Some may think I’m making a big deal out of something – but it means a great deal to me, to be able to meet other sisters – sisters who love the deen as much as I do and to know that there is a masjid that caters for the needs of the Muslim community. Through this masjid, I have met sisters who dedicate time outside their busy lives for the masjid. These sisters are mothers, they are professionals, yet they make time. Time they give for the sake of Allah – who doesn’t want to witness that? I know how it makes me feel, it makes me want to be like them. This time they give, inshaAllah will weigh greatly on the scales and I find inspiration in such actions.

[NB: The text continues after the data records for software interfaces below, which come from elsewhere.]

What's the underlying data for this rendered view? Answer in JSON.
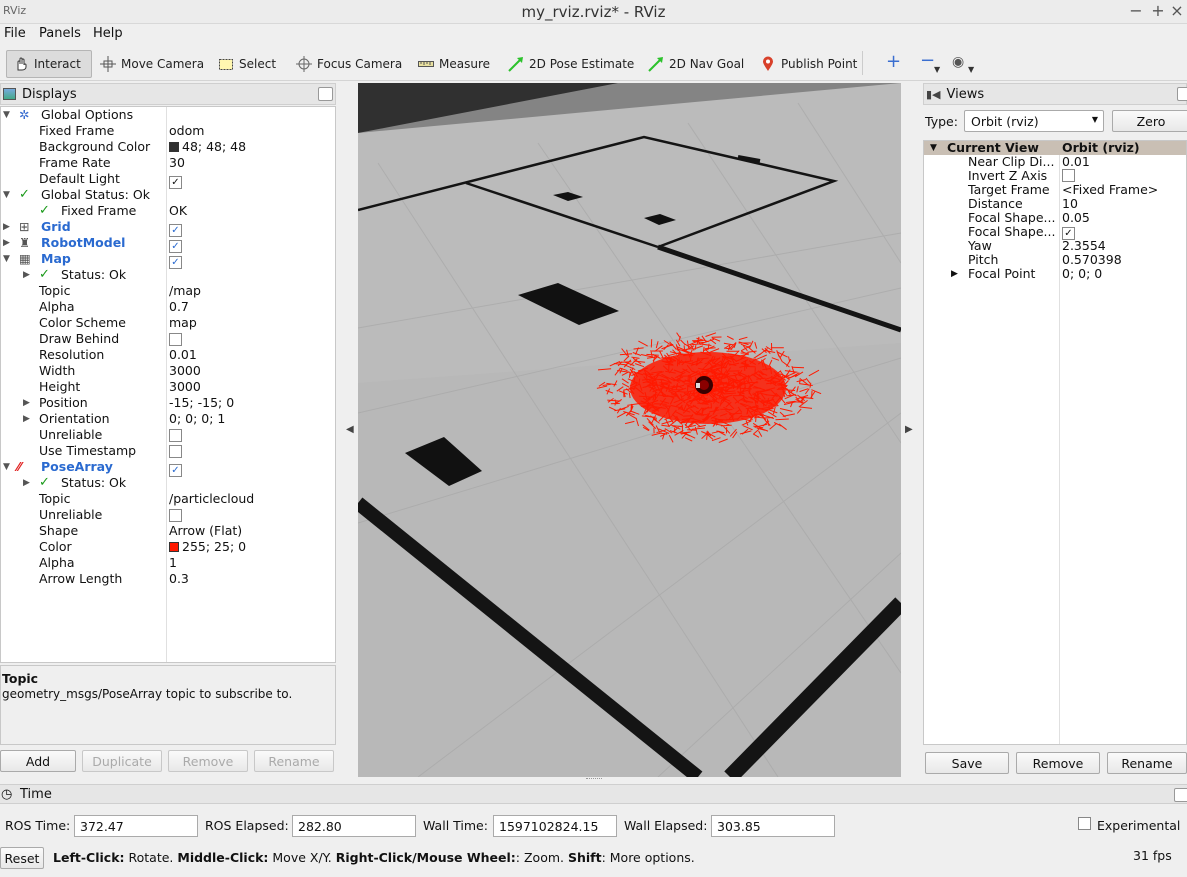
{
  "window": {
    "title": "my_rviz.rviz* - RViz"
  },
  "menu": {
    "file": "File",
    "panels": "Panels",
    "help": "Help"
  },
  "toolbar": {
    "interact": "Interact",
    "move_camera": "Move Camera",
    "select": "Select",
    "focus_camera": "Focus Camera",
    "measure": "Measure",
    "pose_estimate": "2D Pose Estimate",
    "nav_goal": "2D Nav Goal",
    "publish_point": "Publish Point"
  },
  "displays": {
    "title": "Displays",
    "global_options": "Global Options",
    "fixed_frame_k": "Fixed Frame",
    "fixed_frame_v": "odom",
    "bg_color_k": "Background Color",
    "bg_color_v": "48; 48; 48",
    "frame_rate_k": "Frame Rate",
    "frame_rate_v": "30",
    "default_light_k": "Default Light",
    "global_status": "Global Status: Ok",
    "gs_fixed_frame_k": "Fixed Frame",
    "gs_fixed_frame_v": "OK",
    "grid": "Grid",
    "robot_model": "RobotModel",
    "map": "Map",
    "map_status": "Status: Ok",
    "map_topic_k": "Topic",
    "map_topic_v": "/map",
    "map_alpha_k": "Alpha",
    "map_alpha_v": "0.7",
    "color_scheme_k": "Color Scheme",
    "color_scheme_v": "map",
    "draw_behind_k": "Draw Behind",
    "resolution_k": "Resolution",
    "resolution_v": "0.01",
    "width_k": "Width",
    "width_v": "3000",
    "height_k": "Height",
    "height_v": "3000",
    "position_k": "Position",
    "position_v": "-15; -15; 0",
    "orientation_k": "Orientation",
    "orientation_v": "0; 0; 0; 1",
    "map_unreliable_k": "Unreliable",
    "use_timestamp_k": "Use Timestamp",
    "pose_array": "PoseArray",
    "pa_status": "Status: Ok",
    "pa_topic_k": "Topic",
    "pa_topic_v": "/particlecloud",
    "pa_unreliable_k": "Unreliable",
    "shape_k": "Shape",
    "shape_v": "Arrow (Flat)",
    "pa_color_k": "Color",
    "pa_color_v": "255; 25; 0",
    "pa_alpha_k": "Alpha",
    "pa_alpha_v": "1",
    "arrow_length_k": "Arrow Length",
    "arrow_length_v": "0.3"
  },
  "description": {
    "title": "Topic",
    "text": "geometry_msgs/PoseArray topic to subscribe to."
  },
  "display_buttons": {
    "add": "Add",
    "duplicate": "Duplicate",
    "remove": "Remove",
    "rename": "Rename"
  },
  "views": {
    "title": "Views",
    "type_label": "Type:",
    "type_value": "Orbit (rviz)",
    "zero": "Zero",
    "current_view_k": "Current View",
    "current_view_v": "Orbit (rviz)",
    "near_clip_k": "Near Clip Di...",
    "near_clip_v": "0.01",
    "invert_z_k": "Invert Z Axis",
    "target_frame_k": "Target Frame",
    "target_frame_v": "<Fixed Frame>",
    "distance_k": "Distance",
    "distance_v": "10",
    "focal_size_k": "Focal Shape...",
    "focal_size_v": "0.05",
    "focal_fixed_k": "Focal Shape...",
    "yaw_k": "Yaw",
    "yaw_v": "2.3554",
    "pitch_k": "Pitch",
    "pitch_v": "0.570398",
    "focal_point_k": "Focal Point",
    "focal_point_v": "0; 0; 0",
    "save": "Save",
    "remove": "Remove",
    "rename": "Rename"
  },
  "time": {
    "title": "Time",
    "ros_time_label": "ROS Time:",
    "ros_time": "372.47",
    "ros_elapsed_label": "ROS Elapsed:",
    "ros_elapsed": "282.80",
    "wall_time_label": "Wall Time:",
    "wall_time": "1597102824.15",
    "wall_elapsed_label": "Wall Elapsed:",
    "wall_elapsed": "303.85",
    "experimental": "Experimental"
  },
  "status": {
    "reset": "Reset",
    "hint_1b": "Left-Click:",
    "hint_1": " Rotate. ",
    "hint_2b": "Middle-Click:",
    "hint_2": " Move X/Y. ",
    "hint_3b": "Right-Click/Mouse Wheel:",
    "hint_3": ": Zoom. ",
    "hint_4b": "Shift",
    "hint_4": ": More options.",
    "fps": "31 fps"
  },
  "colors": {
    "background": "#303030",
    "particles": "#ff1900",
    "accent": "#2a6ad0"
  }
}
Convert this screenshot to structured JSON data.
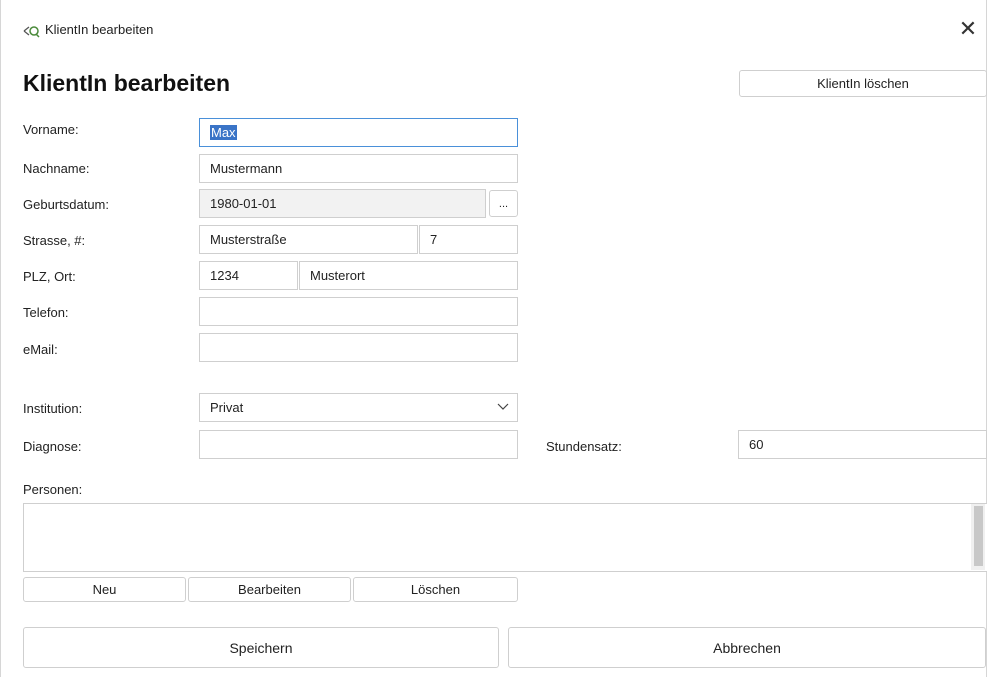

Masjids play a big part in uniting the community. Often masjids are seen as only somewhere to pray. But the real essence of a masjid lies with how it can bring people together, to allow people to feel like they are part of an ummah. If we look at the role the Prophet’s (saw) masjid in Medinah had, it did much more than allow the early Muslims to pray. It was a learning centre. It wasn’t a mark of architectural excellence, was actually more like a simple hut. But it taught the biggest lessons; it was where people went to know more about Allah.
It is very sad, that in some Muslim communities the masjid is just for the men. I’ve heard of scary stories where sisters have been asked to pray outside in the car park because they’re not allowed in the masjid (real story about someone I actually know). Some of these masjids are massive – and yes, I agree that the best place for a woman to pray is at home – but the best place for a woman to learn is probably the masjid.
No masjid committee is probably reading this, but I wish they did. I wish we could tell them to do more for us. Women, who are mothers, daughters, wives need their masjids to do things for them. We have the big responsibility of nurturing and bringing up a whole generation of future Muslims, please think about that when you sit to make decisions about what happens in a masjid.
I think I’ve gone off track now. So coming back to how this masjid has helped me make this city my home. Well, I now feel I can go somewhere and not be judged by the language my parents speak or the shade of the South-Asian skin colour I have. I feel I belong not because of anything else but my faith. And I love it.
I think I see a light at the end of the tunnel – I think I might slowly be able to make this my home. I’m slowly feeling less isolated away from my family and friends – I think I feel a lot more positive about living here now. And all because a masjid allowed me to feel Muslim.
Please remember me in your duas – much love and duas to the Ummah I am so happy to be a part of.